I'm building a network-distributed parallel processing application that uses a combination of CPU and GPU resources across many machines.
The app has to perform some very computationally expensive operations on a very large dataset over thousands of iterations:
for step = 0 to requested_iterations for i = 0 to width for j = 0 to height for k = 0 to depth matrix[i,j,k] = G*f(matrix[i,j,k])
Also, the matrix operations have to be executed synchronously: that is, each iteration depends on the results of the frame that came immediately before it.
The hardware available in this ad-hoc grid, comprising both dedicated servers and idle desktop machines, varies greatly in performance from machine to machine. I'm wondering what the best way is to balance the work load across the entire system.
The grid should be as robust as possible. Some simulations require weeks to run, and it would be nice not to have to cancel a run if one out of 100 machines goes offline.
Some of the lower-end machines (desktops that are idle but have to wake up when someone logs in) may join and leave the grid at any time.
The dedicated servers may also join and leave the grid, but this is predictable.
So far, what the best idea I've been able to come up with is:
- Have each node track the time itself takes to process a group of n cells in the matrix (cells processed per unit time) and report this to a central repository.
- Weight this time against the total time for a frame (across the entire grid) of the simulation and the total size of the problem domain. So, each node would get a score expressed in work units (matrix cells) per time, and a scalar rating expressing its performance vs the rest of the grid.
- On each frame, distribute the work load based on those scores so that each machine finishes as close to the same time as possible.
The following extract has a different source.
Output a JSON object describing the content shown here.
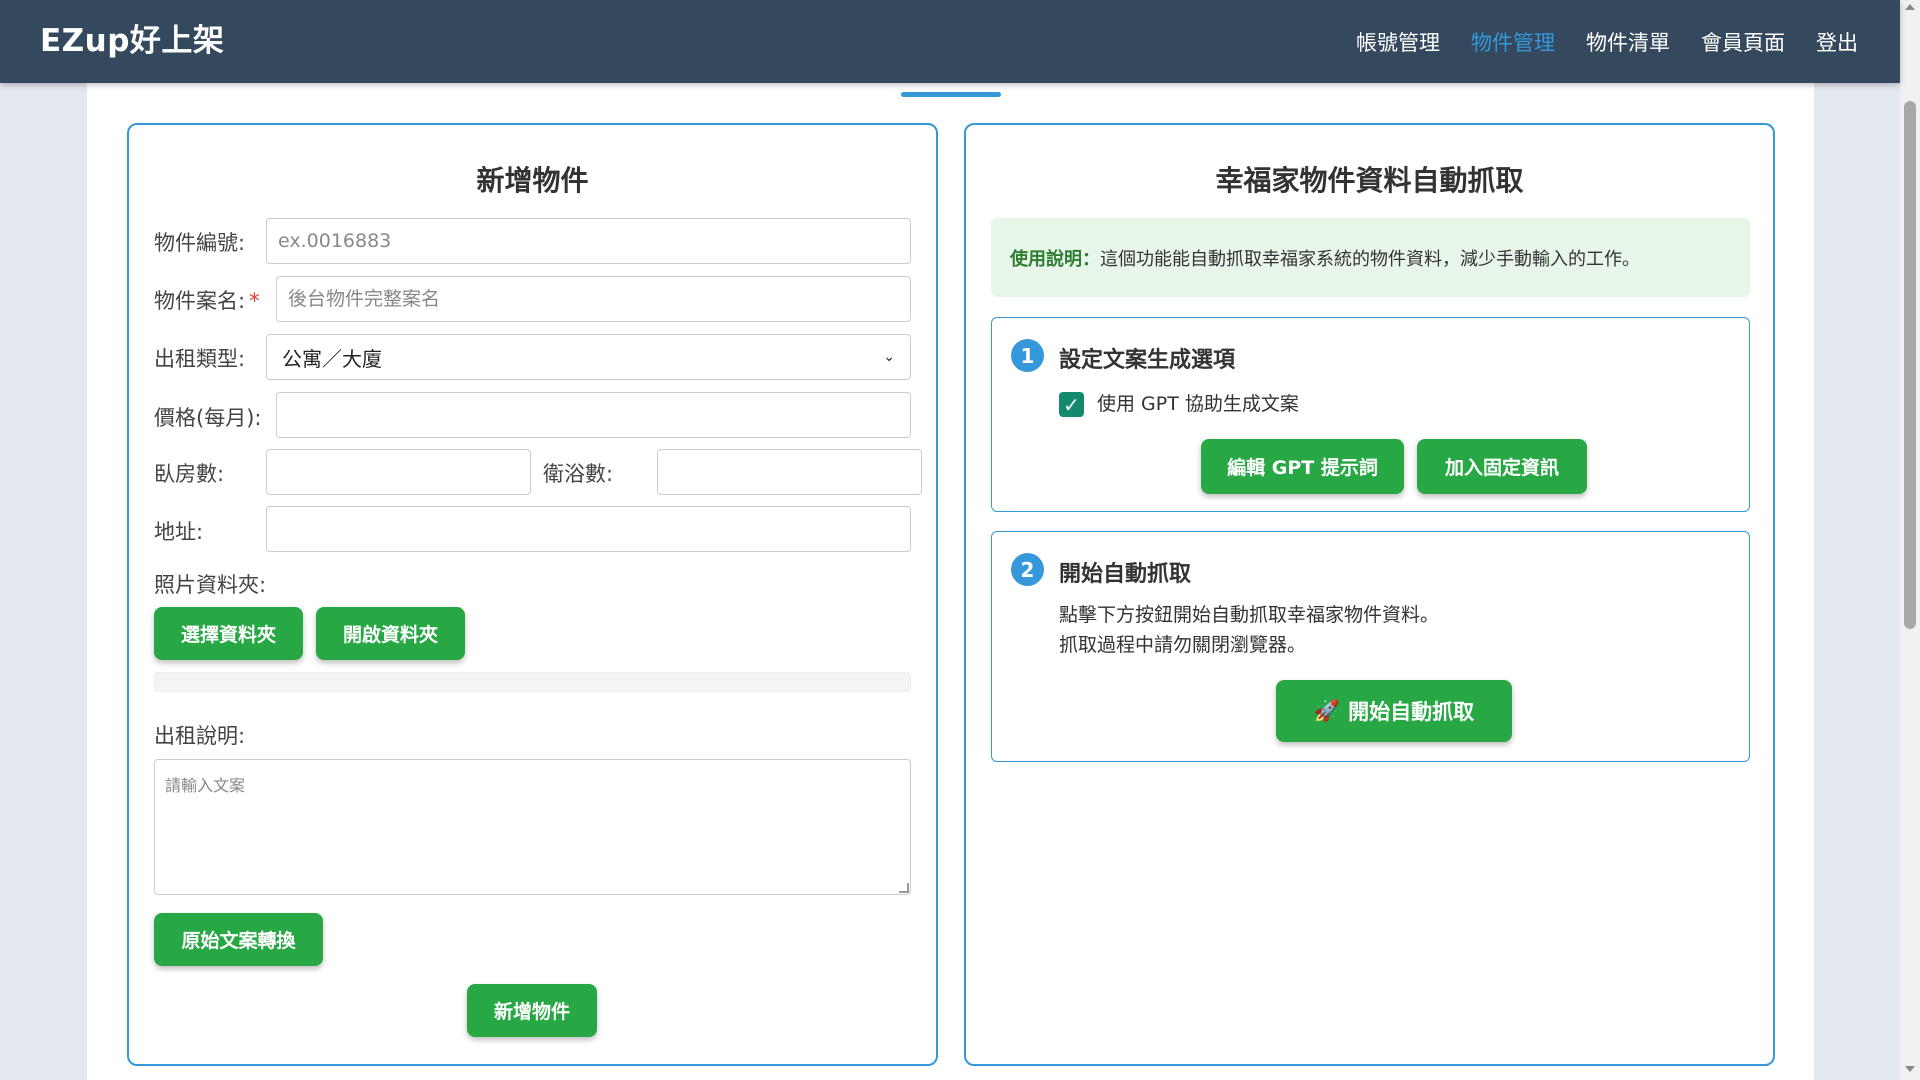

If machine
Ais 100x faster than machine
B, it will receive 100x as many matrix cells to process in a given frame (assuming that the matrix size is large enough to warrant including the extra machines).
- Nodes that leave the grid (desktops that are logged into, etc.) will have their workload redistributed among the remaining nodes.
Arrange the nodes in a tree structure, where each node has a "weight" assigned. Nodes that are higher in the tree have a weight based on their ability combined with that of their children. This weight is adjusted per frame. When a node loses communication its child, it uses a cached tree graph to contact the orphaned children and re-balance its branch.
If it makes a difference, the app is a combination of C# and OpenCL.
Links to papers, example apps, and especially tutorials are welcome.
This isn't homework. I'm turning a simulator I wrote as part of my thesis into a more useful product. Right now the work is distributed uniformly with no accounting for performance of each machine, and no facility to recover from machines joining or leaving the grid.
Thanks for the excellent, detailed responses.